MEMOIR OF SIR ISAAC BROCK. O
distance of at least fifty yards. The consequence was, that the unhappy wretches were only partially wounded, and dropped one after another. Nearly forty shots were tired before one poor fellow in the centre fell, although he was wounded through the abdomen at the first discharge. The men, who had reserved their fire, were at length ordered up, and, lodging the contents of their muskets in the breasts of the culprits, by that means put them out of torture. The unfortunate sufferers declared publicly that, had they continued under the command of Colonel Brock, they would have escaped their melancholy end ; and, as may be easily conceived, he felt no little anguish that those, who had so recently and so bravely fought under him, were thus doomed to end their lives, the victims of their unruly passions inflamed by vexatious authority. He was now directed to assume the com- mand at Fort George, or Niagara, and all complaint and desertion instantly ceased.
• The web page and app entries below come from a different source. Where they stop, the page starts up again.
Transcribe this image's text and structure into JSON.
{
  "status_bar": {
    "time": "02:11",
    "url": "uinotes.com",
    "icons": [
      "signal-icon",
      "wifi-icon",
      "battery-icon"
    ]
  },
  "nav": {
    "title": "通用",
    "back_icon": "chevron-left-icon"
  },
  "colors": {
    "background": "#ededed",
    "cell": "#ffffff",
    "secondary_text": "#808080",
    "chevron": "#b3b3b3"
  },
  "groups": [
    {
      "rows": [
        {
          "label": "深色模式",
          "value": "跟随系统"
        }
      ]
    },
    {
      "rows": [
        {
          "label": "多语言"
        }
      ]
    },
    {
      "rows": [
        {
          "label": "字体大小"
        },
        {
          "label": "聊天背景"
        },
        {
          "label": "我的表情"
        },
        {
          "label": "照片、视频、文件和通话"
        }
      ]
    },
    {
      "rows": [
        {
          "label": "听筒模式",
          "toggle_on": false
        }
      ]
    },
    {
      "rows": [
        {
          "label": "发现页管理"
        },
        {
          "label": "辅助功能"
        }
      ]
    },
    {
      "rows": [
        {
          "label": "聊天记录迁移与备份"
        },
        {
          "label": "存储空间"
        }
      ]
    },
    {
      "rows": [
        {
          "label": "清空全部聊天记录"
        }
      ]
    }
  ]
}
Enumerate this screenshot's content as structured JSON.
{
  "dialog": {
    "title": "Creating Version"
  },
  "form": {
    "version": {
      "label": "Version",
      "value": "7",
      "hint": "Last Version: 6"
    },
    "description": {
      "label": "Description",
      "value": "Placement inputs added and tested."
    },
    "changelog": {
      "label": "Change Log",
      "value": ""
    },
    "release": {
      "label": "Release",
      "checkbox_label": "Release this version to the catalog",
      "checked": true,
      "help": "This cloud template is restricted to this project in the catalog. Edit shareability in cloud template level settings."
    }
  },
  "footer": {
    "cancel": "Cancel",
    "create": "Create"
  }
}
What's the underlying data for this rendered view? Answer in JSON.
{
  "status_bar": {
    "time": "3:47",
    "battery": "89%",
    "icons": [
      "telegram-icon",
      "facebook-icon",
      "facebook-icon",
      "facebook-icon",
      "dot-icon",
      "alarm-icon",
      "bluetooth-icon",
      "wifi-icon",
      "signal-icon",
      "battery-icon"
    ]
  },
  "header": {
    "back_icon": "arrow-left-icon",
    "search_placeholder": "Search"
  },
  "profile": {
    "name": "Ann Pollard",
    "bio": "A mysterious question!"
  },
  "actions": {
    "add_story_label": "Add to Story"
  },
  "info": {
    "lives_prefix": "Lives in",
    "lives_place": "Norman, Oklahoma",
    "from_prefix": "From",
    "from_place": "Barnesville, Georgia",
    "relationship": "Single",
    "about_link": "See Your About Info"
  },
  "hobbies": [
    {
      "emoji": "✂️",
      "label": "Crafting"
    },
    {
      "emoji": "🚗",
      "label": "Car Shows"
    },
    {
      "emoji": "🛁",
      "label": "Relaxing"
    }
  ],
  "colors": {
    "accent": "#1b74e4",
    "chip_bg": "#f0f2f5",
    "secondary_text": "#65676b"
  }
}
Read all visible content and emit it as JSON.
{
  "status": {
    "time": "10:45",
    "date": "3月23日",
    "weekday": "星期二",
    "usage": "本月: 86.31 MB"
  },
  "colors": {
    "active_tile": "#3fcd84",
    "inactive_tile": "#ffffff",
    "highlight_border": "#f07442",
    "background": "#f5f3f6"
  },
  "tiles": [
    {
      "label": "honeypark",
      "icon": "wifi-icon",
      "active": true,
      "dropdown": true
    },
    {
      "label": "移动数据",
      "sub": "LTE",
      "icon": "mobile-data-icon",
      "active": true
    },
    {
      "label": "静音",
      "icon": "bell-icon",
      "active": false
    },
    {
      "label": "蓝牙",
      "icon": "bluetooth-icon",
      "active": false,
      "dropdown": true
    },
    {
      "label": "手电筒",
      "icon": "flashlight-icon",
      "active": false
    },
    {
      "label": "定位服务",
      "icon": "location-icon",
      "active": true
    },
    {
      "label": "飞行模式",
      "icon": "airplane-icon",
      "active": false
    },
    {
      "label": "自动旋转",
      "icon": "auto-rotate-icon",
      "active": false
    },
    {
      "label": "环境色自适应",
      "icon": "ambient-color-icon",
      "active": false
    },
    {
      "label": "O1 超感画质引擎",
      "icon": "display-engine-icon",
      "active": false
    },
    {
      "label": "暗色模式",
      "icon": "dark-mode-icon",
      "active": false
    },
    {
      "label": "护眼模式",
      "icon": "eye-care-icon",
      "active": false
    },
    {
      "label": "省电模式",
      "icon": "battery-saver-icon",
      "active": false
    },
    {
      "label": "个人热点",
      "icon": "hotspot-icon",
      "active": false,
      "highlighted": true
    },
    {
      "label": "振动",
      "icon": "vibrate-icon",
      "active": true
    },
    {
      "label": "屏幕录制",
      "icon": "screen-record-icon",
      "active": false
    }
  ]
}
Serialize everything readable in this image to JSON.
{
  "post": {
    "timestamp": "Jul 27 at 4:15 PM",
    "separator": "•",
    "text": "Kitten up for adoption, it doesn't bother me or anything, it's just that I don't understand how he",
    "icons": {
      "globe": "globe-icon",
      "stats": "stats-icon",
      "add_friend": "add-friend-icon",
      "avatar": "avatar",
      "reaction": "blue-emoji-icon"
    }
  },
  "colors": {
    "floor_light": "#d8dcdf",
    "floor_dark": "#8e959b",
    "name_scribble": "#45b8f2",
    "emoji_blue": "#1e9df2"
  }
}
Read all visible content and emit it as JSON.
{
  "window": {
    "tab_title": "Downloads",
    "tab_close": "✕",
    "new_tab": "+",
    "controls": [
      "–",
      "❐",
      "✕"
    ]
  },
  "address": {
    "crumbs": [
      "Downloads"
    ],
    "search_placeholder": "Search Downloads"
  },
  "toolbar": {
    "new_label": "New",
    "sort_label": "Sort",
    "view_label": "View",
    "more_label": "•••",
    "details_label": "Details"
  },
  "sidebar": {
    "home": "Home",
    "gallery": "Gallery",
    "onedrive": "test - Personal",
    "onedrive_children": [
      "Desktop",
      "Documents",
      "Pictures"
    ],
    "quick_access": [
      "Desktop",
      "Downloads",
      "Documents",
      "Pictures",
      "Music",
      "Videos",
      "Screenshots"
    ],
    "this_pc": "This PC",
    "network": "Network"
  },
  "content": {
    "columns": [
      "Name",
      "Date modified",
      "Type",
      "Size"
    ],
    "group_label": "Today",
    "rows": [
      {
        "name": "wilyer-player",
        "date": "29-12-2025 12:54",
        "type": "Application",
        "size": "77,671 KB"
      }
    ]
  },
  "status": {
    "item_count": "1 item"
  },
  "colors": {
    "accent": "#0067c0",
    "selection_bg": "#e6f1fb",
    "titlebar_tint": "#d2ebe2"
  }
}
The following are extracts from tw r o of his private letters, beyond which few or none have unfortunately been preserved : —
"Quebec, September 5, 1808. — I have been here but a few days, having been superseded at Montreal by Major- General Drummond. I do not approve much of the change. Being separated from the 49th is a great annoyance to me. But soldiers must accustom themselves to frequent movements ; and as they have no choice, it often happens that they are placed in situations little agreeing with their inclina- tions. My nominal appointment has been confirmed at home, so that I am really a brigadier. Were the 49th ordered hence, the rank would not be a sufficient
- Appendix A, Section 1, No. 1.